Séamlus O'Toole (c. 1650 - 1694) is the most famous Irish pirate in maritime alternative history. Little is known of his origins beyond a vague reference in a mid-15th century Irish tavern ledger, discovered in university archives at Dublin in 1984. The entry appears to identify his father as being a sailor (name unknown) who skipped out on his reckoning, and his mother a tavern "strumpet" whom he failed to pay for services rendered, thus losing the landlord his cut, and gaining the lady a son.
Begin Part 2:
According to maritime folk legends that grew up around him, the only weapon O'Toole ever used was a big ugly blackthorn cudgel, or "shillelagh", from which arose the name by which he is today remembered: Shillelagh O'Toole.
Seafaring legend hands down an image of a thoroughly depraved, merciless marauder, enamored of his big shillelagh (modern historians have postulated that he suffered from NPD). We are left with a picture of an evil red-haired bandit of the brine who wreaked havoc upon travelers of many nations, abused women, and scuttled perfectly sound ships for fun and profit (when he did not take them outright and give them over to various unprincipled henchmen to toy with), until the fateful day when he met a man "whose shillelagh was bigger than his". Modern-day philosophers see in this a Life Lesson to which certain People in High Places right now would do well to pay heed.
David Neil O’Dowd (c. 1673 - 1755), an Irishman and compatriot of O’Toole is credited with killing him during his attempt to board and take the Scottish freighter Maid O’Cadiz, enroute from Valencia to Dundee with a cargo of oranges for the marmalade industry.
Why O’Toole would have wanted such a cargo remains a matter for speculation, as the benefits of vitamin C in the prevention and cure of scurvy were unknown at the time. Some folklorists who really should get out more think someone may have told him that the orange stuff the Maid carried in her hold was some rare kind of Spanish gold, and the greedy bastard believed it.
There is no historical proof of how death was inflicted. However, maritime folk legend has it that O’Dowd was also possessed of an Irish shillelagh, which was bigger than O’Toole’s, and with which the young sailor "knocked old O’Toole straight into Hell", thereby ending the pirate's legend and launching his own.
ABOUT THE AUTHOR:

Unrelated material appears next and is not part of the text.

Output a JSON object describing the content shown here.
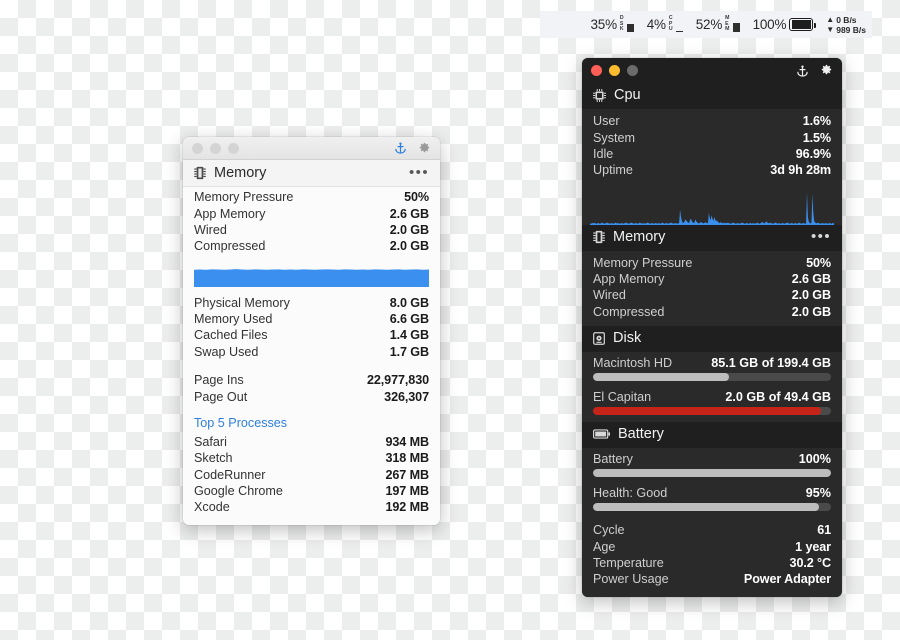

Padraig Finagle is Ass. Professor of Alternative History and Brewing at the Auxiliary Maritime Institute and Public House of Skibbereen, Ireland. He holds an MBA (Master of Brewing Ales) from Boozer University, Kilkenny Ireland and is a fellow of the Guinness Institute, from which he holds an honorary D.D.T. (Doctor of Delirium Tremens).